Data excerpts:
▽
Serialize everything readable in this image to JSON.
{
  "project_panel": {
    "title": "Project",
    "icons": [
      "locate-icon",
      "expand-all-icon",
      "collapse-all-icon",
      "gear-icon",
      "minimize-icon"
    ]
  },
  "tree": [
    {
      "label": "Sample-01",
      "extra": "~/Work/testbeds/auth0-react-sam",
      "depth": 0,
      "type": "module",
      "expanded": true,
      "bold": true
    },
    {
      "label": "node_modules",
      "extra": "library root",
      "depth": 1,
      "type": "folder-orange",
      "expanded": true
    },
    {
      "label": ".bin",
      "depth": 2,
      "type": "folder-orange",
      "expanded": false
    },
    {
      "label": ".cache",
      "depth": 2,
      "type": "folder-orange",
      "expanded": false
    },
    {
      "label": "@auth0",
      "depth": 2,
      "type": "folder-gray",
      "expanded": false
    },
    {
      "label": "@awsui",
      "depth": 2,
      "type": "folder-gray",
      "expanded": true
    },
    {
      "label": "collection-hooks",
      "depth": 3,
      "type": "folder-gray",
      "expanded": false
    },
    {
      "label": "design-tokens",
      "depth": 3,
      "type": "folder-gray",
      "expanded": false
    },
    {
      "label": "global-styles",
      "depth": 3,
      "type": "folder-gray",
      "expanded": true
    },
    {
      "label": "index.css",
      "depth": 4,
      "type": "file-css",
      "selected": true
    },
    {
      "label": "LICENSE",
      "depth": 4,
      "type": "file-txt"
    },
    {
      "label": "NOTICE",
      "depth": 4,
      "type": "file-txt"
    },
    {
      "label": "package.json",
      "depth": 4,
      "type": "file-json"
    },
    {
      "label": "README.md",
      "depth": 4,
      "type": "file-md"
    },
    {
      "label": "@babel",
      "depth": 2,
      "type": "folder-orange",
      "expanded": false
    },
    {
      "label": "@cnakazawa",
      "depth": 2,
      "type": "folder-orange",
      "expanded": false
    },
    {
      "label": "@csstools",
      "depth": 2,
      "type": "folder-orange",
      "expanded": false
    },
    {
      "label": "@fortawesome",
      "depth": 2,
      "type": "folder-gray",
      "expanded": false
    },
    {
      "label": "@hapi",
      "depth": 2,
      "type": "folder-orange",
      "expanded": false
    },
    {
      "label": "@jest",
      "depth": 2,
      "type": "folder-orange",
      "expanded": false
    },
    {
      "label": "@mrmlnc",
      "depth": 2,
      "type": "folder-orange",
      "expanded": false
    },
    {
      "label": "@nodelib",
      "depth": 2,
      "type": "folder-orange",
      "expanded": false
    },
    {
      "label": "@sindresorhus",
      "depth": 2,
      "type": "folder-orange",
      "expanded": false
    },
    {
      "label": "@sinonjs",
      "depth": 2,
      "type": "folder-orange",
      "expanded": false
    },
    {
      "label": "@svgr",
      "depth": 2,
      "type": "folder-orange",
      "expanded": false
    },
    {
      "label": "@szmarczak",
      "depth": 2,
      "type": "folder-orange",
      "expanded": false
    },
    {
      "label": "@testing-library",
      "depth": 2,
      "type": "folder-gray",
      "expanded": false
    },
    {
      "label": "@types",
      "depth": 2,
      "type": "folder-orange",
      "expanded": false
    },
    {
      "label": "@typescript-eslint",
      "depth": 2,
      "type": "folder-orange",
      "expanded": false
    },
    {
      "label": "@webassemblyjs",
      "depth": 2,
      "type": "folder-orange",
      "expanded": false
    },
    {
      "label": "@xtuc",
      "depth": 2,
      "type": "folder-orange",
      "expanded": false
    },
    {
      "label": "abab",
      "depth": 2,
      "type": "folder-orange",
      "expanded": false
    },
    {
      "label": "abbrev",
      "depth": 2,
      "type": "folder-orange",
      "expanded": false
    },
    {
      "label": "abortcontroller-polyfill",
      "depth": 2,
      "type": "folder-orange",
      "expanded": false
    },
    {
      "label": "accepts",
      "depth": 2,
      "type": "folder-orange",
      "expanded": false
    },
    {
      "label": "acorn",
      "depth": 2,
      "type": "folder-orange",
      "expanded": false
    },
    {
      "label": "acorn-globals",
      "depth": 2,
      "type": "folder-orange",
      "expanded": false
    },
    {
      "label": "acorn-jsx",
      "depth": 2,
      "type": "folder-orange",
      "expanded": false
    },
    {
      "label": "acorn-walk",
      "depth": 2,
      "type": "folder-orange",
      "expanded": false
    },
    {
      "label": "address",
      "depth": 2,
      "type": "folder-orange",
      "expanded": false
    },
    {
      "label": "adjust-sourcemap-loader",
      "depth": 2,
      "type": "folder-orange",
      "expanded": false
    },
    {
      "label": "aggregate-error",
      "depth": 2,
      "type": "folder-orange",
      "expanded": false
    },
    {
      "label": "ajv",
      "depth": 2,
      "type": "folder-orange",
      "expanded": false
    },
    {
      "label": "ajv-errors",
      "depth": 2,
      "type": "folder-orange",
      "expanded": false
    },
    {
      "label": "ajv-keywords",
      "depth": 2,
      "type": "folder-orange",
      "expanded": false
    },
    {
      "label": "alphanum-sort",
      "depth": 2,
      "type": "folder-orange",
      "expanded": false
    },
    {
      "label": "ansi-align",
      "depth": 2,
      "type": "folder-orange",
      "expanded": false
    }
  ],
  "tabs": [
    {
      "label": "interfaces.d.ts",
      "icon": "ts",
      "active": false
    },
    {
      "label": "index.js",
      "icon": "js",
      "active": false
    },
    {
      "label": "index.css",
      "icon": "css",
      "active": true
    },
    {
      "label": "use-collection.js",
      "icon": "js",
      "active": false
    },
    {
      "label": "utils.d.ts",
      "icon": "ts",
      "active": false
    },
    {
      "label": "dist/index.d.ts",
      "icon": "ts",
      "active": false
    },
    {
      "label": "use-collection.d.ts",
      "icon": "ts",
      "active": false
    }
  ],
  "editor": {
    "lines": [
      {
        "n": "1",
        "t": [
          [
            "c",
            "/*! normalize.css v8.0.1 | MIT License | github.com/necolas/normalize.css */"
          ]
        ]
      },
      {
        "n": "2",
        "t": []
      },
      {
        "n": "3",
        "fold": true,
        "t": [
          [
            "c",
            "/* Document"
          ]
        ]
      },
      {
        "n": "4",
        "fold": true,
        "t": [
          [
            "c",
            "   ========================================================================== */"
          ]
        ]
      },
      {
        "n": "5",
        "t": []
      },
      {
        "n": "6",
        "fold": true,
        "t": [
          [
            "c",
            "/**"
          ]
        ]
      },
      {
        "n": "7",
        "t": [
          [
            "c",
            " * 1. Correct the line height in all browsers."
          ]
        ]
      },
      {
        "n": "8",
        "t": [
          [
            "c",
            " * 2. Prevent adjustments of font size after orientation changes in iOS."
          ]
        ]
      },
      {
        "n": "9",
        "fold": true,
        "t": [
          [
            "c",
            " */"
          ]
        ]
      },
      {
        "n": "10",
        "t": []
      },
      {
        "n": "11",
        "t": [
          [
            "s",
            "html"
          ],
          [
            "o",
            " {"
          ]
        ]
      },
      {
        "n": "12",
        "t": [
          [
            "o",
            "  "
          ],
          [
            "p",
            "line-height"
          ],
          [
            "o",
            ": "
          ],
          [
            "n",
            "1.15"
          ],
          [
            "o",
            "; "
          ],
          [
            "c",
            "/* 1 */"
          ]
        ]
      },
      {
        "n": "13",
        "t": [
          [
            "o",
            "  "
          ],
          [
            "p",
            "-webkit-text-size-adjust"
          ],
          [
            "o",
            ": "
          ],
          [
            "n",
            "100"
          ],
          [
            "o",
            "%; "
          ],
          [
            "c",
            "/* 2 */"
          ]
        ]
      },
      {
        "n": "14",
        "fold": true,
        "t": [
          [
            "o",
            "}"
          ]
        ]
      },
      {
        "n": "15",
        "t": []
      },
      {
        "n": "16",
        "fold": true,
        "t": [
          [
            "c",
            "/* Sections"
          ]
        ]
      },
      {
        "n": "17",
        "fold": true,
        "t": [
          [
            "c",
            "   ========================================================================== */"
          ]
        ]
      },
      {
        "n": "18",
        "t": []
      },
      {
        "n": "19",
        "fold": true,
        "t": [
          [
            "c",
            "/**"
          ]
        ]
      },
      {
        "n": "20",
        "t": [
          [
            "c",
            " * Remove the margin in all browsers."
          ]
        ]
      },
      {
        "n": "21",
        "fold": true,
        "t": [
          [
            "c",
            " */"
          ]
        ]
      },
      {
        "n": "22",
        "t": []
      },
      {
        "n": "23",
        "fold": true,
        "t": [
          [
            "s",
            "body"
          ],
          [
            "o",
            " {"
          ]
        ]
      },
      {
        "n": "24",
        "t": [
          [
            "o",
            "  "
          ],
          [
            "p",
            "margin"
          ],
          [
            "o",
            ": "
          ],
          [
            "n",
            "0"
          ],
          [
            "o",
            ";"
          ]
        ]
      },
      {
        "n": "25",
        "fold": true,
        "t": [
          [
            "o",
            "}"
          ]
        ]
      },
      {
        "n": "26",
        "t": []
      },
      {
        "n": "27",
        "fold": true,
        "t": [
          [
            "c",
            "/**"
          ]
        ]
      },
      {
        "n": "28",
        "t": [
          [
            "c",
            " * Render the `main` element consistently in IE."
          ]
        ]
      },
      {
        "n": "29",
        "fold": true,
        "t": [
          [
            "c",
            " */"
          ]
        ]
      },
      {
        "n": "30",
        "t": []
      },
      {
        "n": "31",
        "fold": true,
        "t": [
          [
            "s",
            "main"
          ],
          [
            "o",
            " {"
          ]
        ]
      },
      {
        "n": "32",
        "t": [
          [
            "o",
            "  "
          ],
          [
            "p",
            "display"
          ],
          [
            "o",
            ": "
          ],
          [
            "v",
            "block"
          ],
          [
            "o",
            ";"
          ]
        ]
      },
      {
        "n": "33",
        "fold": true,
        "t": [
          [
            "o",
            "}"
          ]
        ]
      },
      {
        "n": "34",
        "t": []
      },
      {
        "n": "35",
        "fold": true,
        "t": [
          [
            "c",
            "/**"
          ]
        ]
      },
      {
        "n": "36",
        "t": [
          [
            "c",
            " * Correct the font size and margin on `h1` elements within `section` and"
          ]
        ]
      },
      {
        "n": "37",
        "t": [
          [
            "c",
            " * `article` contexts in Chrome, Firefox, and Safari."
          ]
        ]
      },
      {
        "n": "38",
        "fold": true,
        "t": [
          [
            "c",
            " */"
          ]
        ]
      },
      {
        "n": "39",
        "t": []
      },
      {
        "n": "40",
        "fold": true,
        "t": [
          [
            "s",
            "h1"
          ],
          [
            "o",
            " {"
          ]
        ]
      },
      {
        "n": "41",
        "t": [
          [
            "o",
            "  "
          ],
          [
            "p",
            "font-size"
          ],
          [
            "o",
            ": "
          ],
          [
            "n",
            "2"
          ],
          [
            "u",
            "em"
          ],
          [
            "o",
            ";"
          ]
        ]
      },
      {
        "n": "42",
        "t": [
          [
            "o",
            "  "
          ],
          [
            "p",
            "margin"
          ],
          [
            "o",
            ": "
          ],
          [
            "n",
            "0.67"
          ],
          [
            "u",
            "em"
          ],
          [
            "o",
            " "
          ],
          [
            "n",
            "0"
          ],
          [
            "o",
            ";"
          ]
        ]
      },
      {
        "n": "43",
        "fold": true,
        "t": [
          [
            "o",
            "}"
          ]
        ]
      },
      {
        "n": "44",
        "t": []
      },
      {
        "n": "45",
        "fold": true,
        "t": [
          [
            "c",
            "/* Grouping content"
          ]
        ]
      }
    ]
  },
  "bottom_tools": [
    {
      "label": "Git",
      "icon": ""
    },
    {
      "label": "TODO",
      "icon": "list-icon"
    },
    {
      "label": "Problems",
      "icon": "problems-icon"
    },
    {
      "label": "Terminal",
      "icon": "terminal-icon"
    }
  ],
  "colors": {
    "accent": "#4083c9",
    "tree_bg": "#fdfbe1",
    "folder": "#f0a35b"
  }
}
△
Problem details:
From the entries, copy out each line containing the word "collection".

Answer box:
      "label": "collection-hooks",
      "label": "use-collection.js",
      "label": "use-collection.d.ts",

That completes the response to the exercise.